But really, once I got my foot in the door, I was relentless. I networked hard inside the building and begged to shadow and essentially work for free in any department that would take me. I've done many jobs at CNN over the years–majority of the last 10 years have been in newsgathering–domestic (U.S. and Canada-focused) for many years and then almost two years ago I jumped over to international newsgathering.
My job is incredible–I get a front seat to history, each and every day is different, and I work with the best journalists in the business. I've been able to travel the world, for work and pleasure, but more times than not, no matter where I am in the world, I know someone. That's one of the beautiful things of working for an international network–the world becomes so much smaller. It's a family.
What do you love the most about your job? What have been some of the more memorable things you’ve covered? Some stories that really stick out for me over the years are Newtown shooting and Boston Marathon bombing–I was still a very green junior reporter and also had a toddler at home during both attacks– it was difficult to get through the work day at times after spending hours learning about the children victims.
The 2015 Paris Attacks –along with a team of journalists, we managed to profile almost all the victims of the attacks, which is something I always try to focus my reporting on–versus the perpetrators of the attack. Hurricane Michael, which hit my home in the Florida Panhandle, and every presidential election since 2008.
Walk us through an average day. The good, the bad, the ugly. There is no "average" day in a newsroom. It's as simple as that.
Your husband’s in the military…and deployed. Can only imagine how challenging that can be, making you both our heroes! What can you share about how you find peace?
He left two days after Christmas and will be gone a total of nine months this rotation. He's missed the majority of this pregnancy but we send pictures to each other as often as possible and honestly, you just get used to it after a while. When we first met, I was already deep into my journalism career and he in his military career–so we knew what we were signing up for when we took our vows–which speaking of, included a line "in sickness and in health, in breaking news and deployments...."–we do not live in a military community so its difficult to relate to many of our friends– I work overnights, weekends, holidays, and so does he–our life is messy but we don't know any other way.

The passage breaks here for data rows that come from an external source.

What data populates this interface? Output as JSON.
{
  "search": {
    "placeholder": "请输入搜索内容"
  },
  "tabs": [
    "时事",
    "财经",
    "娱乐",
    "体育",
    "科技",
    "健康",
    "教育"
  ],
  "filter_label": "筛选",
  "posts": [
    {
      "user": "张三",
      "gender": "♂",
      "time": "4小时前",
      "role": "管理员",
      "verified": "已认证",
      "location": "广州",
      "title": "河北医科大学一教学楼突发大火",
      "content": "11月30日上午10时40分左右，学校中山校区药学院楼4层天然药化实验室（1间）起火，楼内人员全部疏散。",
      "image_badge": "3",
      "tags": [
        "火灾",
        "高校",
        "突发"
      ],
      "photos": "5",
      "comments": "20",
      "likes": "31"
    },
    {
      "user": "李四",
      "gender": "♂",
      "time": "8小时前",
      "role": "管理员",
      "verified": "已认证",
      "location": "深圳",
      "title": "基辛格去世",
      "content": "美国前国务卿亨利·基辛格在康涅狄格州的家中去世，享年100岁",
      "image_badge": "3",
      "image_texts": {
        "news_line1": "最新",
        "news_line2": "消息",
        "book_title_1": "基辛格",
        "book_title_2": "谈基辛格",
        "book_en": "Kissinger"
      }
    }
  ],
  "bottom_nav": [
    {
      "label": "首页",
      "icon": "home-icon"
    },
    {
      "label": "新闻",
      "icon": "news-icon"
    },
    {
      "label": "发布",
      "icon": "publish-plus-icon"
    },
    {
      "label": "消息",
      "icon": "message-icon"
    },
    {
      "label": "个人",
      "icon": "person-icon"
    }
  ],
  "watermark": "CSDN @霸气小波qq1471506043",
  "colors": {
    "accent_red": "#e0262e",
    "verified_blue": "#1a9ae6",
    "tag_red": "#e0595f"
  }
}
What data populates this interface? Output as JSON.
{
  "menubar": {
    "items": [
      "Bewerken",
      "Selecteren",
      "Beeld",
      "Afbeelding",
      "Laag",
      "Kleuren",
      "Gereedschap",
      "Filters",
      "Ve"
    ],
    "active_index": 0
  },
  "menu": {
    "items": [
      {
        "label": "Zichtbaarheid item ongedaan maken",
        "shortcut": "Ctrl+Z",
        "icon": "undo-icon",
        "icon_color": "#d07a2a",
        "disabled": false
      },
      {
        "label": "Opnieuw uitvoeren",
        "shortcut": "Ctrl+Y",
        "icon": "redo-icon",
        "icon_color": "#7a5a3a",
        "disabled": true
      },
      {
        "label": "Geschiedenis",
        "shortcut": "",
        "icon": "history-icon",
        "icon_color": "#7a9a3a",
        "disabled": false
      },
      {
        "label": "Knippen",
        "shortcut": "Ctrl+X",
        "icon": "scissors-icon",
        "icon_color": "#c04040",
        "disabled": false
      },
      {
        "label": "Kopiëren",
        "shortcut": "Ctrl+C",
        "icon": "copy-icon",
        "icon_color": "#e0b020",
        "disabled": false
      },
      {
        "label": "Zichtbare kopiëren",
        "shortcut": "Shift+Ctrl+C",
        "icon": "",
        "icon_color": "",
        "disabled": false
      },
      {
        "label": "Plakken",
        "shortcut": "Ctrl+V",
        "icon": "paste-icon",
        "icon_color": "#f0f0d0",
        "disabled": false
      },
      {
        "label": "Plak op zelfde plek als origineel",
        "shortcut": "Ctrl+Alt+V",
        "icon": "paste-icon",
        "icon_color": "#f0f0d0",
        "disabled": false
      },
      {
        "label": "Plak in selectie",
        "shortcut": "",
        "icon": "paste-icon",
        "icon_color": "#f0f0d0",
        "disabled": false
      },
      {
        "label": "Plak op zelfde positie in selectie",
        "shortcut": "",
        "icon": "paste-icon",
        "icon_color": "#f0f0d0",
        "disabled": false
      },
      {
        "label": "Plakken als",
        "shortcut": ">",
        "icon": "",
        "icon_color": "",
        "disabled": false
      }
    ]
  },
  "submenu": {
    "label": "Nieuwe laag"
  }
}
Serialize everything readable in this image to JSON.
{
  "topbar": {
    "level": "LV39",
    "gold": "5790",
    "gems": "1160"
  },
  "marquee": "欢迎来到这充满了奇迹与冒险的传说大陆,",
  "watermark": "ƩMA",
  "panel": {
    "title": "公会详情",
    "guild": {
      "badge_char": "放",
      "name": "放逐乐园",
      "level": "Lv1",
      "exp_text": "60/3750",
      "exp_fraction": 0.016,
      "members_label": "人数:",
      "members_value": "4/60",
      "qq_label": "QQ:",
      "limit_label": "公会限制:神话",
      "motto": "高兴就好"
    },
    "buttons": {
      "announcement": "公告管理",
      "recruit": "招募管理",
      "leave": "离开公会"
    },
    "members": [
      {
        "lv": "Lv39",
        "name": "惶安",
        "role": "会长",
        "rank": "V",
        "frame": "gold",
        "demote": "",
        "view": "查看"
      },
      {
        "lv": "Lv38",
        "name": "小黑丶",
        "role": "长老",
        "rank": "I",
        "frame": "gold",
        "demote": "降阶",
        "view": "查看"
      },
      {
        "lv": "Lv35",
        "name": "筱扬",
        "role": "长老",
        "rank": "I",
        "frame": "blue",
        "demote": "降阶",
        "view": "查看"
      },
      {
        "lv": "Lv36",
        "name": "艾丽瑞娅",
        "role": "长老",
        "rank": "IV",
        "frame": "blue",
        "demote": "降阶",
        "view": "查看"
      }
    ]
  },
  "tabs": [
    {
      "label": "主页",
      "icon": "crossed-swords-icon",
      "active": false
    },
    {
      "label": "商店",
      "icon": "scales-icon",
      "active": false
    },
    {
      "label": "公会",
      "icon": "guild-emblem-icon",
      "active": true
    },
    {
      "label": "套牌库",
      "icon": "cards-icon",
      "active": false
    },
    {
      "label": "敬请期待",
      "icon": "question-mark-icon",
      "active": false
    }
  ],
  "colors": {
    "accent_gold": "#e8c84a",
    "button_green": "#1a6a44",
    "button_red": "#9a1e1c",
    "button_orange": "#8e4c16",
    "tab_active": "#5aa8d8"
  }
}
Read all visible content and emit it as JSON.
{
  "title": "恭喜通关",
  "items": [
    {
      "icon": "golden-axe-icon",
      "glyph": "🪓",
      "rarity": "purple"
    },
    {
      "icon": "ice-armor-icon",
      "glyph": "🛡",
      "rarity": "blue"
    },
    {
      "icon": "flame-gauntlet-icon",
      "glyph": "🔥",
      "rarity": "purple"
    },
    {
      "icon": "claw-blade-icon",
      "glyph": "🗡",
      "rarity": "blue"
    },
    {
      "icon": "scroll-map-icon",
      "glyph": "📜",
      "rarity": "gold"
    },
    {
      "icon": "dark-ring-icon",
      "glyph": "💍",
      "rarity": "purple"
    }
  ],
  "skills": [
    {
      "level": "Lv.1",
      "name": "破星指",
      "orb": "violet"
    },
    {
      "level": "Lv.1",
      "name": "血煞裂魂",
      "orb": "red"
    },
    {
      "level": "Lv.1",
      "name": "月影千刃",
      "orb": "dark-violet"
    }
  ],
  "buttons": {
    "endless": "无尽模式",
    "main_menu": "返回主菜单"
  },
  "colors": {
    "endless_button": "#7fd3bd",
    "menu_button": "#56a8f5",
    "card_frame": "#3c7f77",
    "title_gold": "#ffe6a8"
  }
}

What are some things that keep you sane as a working mom, military wife and just generally awesome woman?
When I'm regimented (which isn't often) on my yoga practice, it makes the biggest difference. I try to go with the flow as much as possible–my natural inclination is to control situations but in our life, it simply doesn't work. So being flexible and realizing I have zero control over many of the situations we find ourselves in helps. Also, in our marriage we take turns in whose career matters more at the time– the first few years of our relationship, his took a backseat to mine. Now I think I've taken a bit of a backseat to his. Not that I've lost my passion for my career, just that I've learned to be okay where I'm at. I'm not looking for the next big promotion or next big story. I'm content. It's weird to admit.
What advice would you give your younger self? Enjoy the ride– it goes too fast. And don't sweat the small stuff.
You’re Atlanta-based. What are some of your favorite spots you’d like to shout out?
Let's be honest, I don't get to many hotspots–pregnant, dragging a 9 year old, without a hubby? No thanks– I'd rather enjoy some good music poolside in my backyard.
When do we get to meet baby?! Due date is June 2nd but I'm not angry if he comes early!!
Know someone we should DEFINITELY feature? Hit us up firstname.lastname@example.org